TASK STATEMENT: Out of the lines below, please list those that hold the string "Template".

■ ■ ■ ■ ■ ■ ■

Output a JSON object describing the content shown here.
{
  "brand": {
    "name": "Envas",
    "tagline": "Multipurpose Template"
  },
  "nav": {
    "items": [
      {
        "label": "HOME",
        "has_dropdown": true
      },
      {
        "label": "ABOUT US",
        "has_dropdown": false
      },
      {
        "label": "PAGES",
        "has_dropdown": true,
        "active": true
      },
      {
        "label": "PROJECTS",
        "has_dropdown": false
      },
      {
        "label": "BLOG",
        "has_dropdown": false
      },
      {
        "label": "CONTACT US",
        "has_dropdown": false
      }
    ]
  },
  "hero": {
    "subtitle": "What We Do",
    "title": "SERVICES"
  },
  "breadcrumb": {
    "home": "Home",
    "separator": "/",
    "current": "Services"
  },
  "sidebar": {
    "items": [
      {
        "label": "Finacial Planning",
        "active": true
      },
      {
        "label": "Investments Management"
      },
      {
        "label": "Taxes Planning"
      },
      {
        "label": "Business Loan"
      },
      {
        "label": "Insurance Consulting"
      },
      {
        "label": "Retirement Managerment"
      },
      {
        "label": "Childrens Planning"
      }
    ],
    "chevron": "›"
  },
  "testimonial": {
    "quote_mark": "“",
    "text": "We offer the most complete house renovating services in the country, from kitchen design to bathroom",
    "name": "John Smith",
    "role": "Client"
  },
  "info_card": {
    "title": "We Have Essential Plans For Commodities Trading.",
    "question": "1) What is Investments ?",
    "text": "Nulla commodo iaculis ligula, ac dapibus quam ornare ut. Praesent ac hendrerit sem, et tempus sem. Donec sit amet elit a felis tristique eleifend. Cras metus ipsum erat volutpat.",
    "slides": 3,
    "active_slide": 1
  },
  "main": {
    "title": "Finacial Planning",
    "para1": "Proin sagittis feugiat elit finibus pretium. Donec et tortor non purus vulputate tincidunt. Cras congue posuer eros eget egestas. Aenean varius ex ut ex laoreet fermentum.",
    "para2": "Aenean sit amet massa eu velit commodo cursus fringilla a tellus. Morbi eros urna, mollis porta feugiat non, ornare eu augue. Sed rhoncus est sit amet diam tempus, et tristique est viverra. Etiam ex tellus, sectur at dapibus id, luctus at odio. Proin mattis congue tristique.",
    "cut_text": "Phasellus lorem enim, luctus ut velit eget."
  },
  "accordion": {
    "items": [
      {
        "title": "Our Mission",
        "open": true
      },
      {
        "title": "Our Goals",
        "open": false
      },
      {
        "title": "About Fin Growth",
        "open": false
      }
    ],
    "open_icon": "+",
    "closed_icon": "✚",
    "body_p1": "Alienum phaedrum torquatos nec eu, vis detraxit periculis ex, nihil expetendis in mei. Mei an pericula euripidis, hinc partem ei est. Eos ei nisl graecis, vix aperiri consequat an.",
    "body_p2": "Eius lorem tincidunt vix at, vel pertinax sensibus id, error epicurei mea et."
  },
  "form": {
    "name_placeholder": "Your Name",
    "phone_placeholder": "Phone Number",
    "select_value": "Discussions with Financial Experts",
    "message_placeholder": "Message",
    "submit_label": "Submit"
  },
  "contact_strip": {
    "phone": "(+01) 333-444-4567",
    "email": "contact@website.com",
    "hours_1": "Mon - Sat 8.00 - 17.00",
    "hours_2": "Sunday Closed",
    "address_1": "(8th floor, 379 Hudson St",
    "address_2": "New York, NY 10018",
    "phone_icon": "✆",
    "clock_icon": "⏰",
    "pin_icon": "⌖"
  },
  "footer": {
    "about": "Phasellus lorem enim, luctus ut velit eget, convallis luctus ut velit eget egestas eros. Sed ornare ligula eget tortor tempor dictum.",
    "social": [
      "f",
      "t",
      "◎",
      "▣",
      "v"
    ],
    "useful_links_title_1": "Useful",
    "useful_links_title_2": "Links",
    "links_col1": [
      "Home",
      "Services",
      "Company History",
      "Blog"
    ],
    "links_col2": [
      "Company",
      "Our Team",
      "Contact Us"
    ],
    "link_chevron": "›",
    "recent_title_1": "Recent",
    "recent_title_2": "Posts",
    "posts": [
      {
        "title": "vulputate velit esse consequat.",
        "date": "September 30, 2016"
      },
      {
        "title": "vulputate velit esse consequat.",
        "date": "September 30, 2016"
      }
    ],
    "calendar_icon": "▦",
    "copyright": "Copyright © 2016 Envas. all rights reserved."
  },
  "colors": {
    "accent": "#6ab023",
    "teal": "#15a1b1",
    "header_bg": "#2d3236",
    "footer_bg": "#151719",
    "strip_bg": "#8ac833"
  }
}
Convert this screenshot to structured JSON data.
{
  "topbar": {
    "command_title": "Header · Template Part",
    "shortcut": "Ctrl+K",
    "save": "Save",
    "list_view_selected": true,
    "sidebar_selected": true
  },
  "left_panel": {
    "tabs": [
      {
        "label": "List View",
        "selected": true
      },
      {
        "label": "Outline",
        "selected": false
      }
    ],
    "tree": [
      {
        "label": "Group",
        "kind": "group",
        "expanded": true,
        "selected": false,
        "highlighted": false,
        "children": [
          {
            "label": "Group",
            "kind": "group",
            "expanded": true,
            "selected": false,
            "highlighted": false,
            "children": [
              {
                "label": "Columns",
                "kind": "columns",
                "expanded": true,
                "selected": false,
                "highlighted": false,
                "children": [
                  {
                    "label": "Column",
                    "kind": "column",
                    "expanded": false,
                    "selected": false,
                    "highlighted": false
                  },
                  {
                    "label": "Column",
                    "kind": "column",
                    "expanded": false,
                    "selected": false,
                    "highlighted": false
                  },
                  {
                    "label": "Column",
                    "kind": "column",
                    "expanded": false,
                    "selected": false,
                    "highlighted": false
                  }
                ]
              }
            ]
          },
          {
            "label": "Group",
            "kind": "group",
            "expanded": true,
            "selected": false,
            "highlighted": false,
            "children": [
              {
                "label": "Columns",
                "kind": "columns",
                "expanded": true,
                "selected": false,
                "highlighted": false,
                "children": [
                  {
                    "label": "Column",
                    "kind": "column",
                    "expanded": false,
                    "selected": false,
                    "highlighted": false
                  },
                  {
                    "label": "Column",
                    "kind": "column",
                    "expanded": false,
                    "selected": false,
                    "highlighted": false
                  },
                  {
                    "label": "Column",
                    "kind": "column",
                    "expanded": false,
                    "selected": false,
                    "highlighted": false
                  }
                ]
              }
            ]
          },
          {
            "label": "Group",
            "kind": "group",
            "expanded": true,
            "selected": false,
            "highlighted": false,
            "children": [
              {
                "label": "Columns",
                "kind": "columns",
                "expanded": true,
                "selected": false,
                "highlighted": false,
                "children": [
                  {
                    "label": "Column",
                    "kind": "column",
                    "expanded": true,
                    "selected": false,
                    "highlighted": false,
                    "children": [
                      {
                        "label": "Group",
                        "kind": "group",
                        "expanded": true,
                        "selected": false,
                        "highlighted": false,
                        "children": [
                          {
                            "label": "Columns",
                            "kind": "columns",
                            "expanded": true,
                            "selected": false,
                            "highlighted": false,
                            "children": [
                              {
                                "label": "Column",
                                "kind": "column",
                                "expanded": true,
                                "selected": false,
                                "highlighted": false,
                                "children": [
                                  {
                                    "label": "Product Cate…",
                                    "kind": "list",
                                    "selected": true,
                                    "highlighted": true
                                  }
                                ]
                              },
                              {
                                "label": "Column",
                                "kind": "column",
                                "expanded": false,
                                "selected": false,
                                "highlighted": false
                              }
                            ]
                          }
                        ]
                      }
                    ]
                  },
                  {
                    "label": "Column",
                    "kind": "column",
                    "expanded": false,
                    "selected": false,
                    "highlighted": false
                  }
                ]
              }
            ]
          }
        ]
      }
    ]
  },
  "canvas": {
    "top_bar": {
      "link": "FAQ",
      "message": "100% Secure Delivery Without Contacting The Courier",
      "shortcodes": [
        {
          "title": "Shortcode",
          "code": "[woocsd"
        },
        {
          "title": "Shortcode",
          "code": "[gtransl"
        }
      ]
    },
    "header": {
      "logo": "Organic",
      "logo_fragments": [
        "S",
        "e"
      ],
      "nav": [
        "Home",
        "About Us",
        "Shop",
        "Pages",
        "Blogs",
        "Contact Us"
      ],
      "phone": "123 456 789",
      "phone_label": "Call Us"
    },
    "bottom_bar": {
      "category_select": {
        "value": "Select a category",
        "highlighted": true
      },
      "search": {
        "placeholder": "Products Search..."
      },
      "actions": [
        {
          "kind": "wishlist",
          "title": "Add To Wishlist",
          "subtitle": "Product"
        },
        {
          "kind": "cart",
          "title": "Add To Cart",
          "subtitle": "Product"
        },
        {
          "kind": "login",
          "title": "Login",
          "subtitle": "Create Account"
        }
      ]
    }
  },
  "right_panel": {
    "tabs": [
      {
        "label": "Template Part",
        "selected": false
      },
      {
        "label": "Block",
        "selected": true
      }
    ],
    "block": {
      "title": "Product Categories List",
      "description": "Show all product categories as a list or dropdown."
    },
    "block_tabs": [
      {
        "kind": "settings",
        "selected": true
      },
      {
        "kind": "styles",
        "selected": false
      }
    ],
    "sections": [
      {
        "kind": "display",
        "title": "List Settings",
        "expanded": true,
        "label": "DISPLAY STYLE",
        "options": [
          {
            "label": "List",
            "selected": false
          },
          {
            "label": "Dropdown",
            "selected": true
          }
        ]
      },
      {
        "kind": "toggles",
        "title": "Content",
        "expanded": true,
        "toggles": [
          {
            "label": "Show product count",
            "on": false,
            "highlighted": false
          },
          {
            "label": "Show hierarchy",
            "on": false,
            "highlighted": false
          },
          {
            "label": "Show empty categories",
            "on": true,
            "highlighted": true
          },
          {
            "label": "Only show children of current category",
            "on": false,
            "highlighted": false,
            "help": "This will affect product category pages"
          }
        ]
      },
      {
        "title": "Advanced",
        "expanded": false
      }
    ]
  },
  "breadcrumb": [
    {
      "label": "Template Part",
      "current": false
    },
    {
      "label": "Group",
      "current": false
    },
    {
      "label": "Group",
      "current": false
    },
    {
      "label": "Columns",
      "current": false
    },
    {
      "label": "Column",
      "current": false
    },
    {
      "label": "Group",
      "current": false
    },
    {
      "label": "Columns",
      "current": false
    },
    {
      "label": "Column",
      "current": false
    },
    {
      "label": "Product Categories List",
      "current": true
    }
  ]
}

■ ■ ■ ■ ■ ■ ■

ANSWER FOR THE TASK:
    "tagline": "Multipurpose Template"
    "command_title": "Header · Template Part",
        "label": "Template Part",
      "label": "Template Part",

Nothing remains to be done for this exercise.